╭─ Data for this task

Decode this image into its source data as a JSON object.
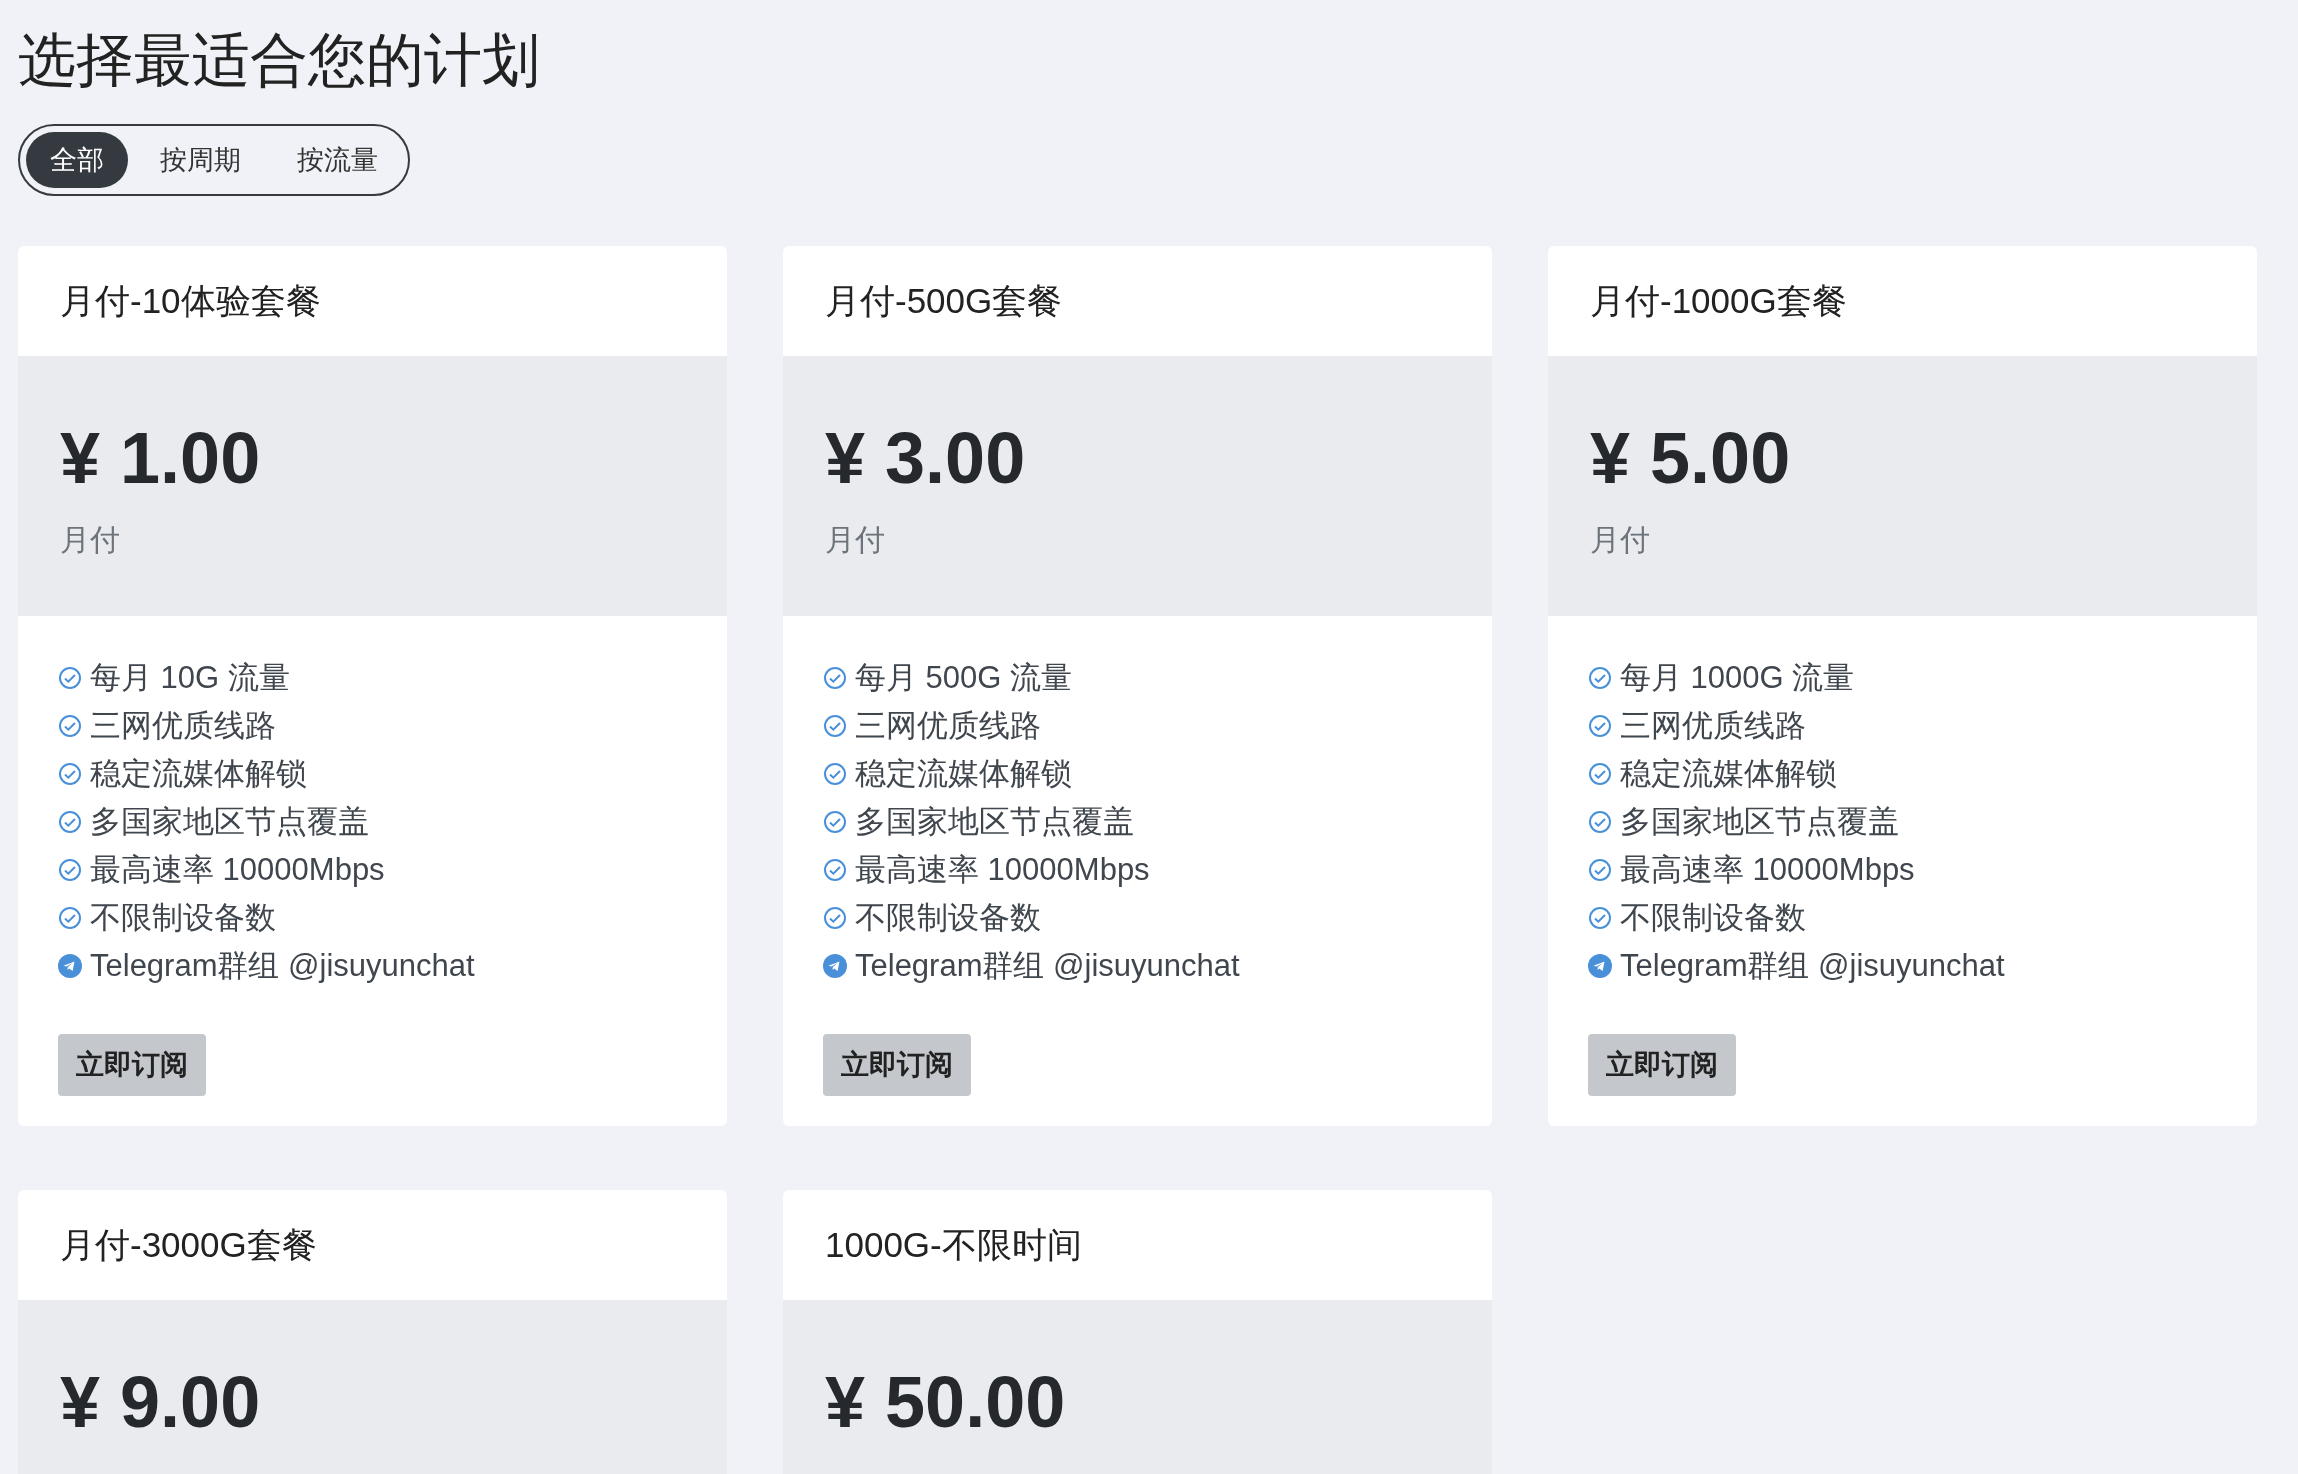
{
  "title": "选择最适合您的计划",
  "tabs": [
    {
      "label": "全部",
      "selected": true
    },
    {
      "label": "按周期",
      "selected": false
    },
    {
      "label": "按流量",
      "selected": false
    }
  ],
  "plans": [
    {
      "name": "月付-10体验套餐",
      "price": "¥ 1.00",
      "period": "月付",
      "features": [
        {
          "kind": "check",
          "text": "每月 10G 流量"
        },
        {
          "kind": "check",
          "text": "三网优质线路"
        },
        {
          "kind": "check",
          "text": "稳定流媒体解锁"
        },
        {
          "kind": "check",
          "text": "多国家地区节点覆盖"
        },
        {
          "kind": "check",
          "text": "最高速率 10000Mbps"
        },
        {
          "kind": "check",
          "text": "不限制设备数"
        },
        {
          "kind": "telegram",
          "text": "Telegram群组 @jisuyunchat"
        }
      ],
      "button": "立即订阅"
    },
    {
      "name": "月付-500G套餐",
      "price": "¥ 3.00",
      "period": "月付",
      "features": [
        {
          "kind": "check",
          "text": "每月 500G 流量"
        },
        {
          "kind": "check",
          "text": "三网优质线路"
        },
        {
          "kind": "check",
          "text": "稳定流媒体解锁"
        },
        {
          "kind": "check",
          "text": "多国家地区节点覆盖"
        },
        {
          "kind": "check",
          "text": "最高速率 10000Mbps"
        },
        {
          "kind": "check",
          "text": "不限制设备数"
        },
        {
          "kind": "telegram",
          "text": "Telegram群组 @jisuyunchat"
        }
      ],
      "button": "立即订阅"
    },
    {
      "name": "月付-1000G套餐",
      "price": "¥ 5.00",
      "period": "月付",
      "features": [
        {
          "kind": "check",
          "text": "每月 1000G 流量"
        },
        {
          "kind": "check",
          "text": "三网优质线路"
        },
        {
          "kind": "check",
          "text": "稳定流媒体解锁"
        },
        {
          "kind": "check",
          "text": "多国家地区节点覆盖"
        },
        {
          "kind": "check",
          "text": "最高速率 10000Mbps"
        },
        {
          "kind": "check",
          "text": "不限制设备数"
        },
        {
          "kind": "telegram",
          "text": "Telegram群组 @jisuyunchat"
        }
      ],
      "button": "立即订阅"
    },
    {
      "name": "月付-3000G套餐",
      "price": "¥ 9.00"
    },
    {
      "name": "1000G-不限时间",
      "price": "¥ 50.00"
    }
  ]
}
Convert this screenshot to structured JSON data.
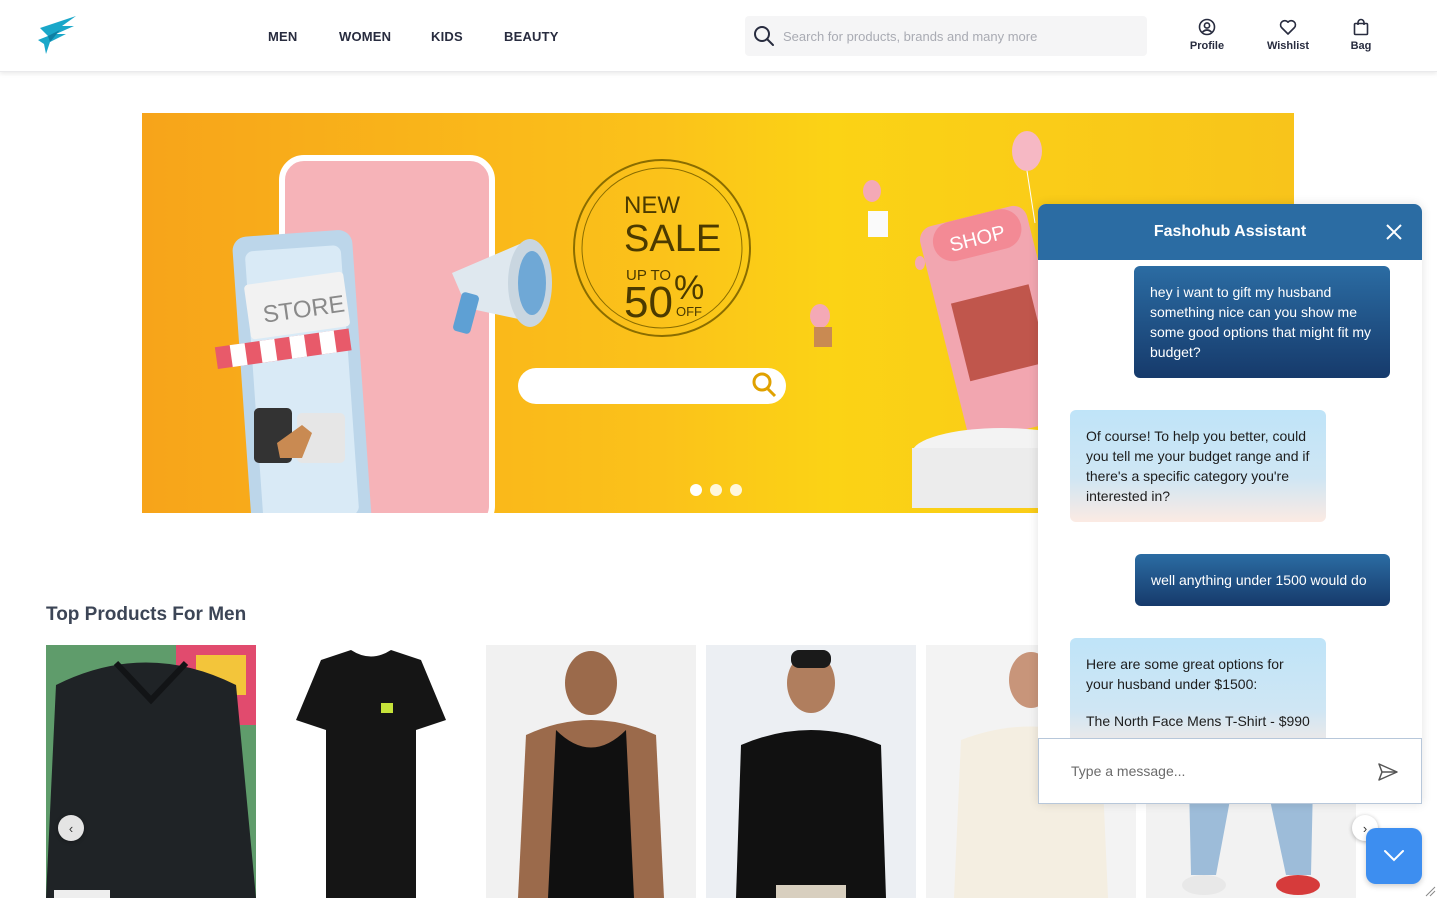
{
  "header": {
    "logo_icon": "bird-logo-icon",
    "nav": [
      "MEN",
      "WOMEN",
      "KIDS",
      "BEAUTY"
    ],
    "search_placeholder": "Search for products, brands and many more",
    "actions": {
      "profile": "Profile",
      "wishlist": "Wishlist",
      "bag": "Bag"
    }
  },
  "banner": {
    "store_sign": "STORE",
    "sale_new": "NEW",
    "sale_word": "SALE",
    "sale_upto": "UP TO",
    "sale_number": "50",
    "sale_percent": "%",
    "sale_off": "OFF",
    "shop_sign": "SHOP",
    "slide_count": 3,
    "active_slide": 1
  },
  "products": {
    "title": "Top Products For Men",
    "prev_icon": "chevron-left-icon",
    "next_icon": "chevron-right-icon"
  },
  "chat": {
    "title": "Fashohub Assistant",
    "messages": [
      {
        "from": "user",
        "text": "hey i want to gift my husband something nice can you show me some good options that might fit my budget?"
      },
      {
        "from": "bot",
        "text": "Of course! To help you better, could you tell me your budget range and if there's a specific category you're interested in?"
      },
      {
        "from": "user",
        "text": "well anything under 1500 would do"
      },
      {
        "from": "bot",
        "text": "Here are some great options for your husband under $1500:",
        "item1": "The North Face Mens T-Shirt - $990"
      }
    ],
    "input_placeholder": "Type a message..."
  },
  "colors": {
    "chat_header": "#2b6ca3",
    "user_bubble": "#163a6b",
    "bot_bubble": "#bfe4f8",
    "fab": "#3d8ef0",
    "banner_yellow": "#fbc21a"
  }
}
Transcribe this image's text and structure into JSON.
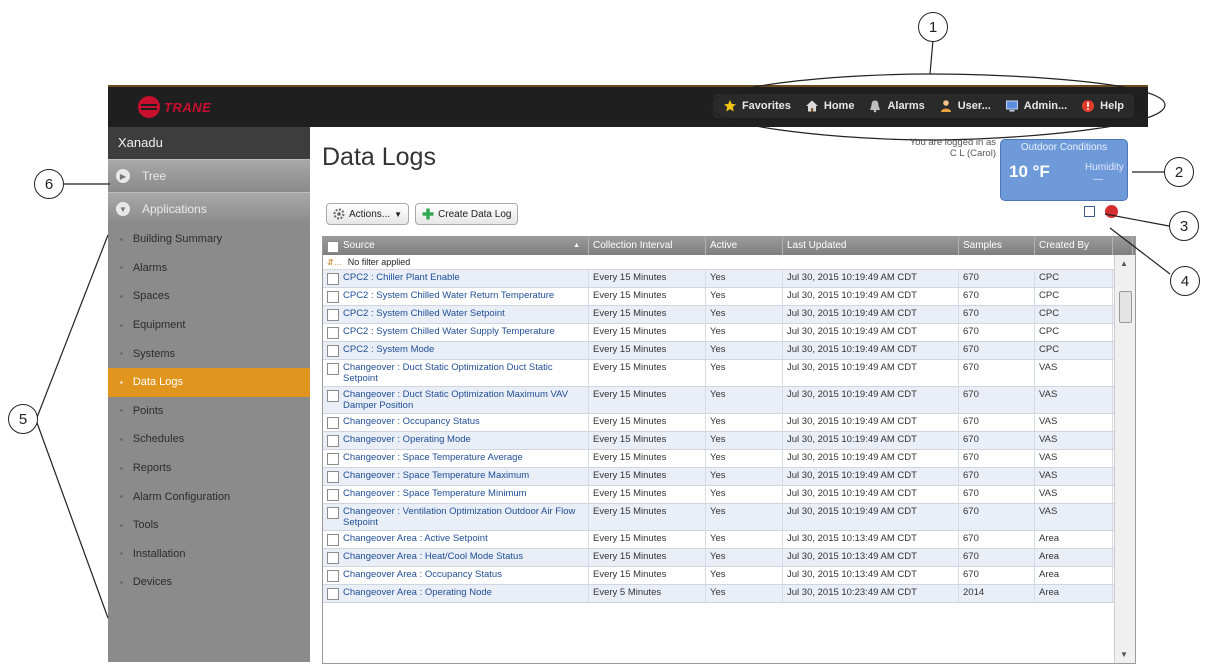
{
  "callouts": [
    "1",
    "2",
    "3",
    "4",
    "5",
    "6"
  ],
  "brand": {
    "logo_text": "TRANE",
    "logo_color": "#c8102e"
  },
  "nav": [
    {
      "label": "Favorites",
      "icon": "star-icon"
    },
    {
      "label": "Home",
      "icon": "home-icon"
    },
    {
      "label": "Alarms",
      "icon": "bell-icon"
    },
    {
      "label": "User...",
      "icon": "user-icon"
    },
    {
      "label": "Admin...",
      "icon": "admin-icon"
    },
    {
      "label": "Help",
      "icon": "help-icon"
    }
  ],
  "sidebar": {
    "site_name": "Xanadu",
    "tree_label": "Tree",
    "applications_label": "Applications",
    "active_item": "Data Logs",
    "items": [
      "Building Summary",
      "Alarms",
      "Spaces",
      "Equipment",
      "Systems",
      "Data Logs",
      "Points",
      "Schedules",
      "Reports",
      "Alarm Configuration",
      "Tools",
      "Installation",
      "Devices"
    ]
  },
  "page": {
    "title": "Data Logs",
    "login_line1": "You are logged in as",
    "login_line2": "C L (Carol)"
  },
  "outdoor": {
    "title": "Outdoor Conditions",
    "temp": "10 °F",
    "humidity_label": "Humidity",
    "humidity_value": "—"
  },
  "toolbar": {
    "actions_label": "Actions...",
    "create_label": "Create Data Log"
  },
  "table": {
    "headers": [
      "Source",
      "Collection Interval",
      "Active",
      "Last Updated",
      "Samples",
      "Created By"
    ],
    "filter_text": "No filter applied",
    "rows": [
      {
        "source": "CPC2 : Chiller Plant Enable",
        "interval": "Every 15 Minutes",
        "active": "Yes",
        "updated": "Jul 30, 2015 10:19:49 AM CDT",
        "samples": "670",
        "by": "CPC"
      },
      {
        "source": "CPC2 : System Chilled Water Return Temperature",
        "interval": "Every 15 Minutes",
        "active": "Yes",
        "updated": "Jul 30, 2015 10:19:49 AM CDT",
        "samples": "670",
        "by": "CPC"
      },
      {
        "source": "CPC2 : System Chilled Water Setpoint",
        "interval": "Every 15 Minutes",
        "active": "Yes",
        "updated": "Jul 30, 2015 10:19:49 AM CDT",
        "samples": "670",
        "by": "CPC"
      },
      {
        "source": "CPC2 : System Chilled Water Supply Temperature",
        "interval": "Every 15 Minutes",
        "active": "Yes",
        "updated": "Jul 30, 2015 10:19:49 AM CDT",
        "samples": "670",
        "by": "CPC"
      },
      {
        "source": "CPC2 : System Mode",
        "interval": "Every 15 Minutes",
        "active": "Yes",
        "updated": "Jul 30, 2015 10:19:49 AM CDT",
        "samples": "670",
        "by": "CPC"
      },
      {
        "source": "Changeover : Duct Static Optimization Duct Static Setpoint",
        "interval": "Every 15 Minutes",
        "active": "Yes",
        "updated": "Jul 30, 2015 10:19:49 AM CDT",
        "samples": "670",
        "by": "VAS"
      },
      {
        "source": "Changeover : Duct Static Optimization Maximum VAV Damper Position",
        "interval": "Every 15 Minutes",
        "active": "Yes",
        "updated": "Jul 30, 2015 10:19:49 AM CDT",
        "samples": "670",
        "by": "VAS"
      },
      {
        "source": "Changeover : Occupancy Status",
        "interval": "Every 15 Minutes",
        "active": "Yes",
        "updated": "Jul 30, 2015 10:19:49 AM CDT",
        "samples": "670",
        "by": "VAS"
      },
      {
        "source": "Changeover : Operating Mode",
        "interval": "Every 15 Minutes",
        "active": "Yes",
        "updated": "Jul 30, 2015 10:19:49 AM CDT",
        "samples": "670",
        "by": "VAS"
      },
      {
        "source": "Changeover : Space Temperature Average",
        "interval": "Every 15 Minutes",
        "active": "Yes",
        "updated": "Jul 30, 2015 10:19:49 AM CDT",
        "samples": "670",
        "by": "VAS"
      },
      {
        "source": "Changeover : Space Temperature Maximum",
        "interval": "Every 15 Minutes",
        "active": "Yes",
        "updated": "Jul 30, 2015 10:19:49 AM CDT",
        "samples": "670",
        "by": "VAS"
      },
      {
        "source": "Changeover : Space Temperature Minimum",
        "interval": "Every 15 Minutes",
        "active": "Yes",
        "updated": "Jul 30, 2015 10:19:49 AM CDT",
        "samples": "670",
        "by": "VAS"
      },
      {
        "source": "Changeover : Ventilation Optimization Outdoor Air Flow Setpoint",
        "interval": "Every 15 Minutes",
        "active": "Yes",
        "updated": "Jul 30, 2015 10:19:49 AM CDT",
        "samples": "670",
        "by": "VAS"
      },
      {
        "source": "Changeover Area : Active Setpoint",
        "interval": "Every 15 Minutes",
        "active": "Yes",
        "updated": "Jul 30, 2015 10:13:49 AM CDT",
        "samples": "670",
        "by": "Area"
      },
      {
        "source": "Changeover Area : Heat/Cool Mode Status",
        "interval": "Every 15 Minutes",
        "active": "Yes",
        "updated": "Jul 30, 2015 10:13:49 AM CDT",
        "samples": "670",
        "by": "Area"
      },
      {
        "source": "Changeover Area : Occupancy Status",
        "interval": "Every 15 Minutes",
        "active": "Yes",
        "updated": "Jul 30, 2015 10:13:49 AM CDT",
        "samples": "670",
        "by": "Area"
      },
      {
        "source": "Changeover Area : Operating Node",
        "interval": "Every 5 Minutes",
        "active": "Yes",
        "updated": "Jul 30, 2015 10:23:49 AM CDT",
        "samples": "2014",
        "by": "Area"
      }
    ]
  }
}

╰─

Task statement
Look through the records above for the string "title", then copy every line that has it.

Reply to the task
  "title": "选择最适合您的计划",
    "title": "Top Products For Men",
    "title": "Fashohub Assistant",
    "title": "Data Logs",
    "title": "Outdoor Conditions",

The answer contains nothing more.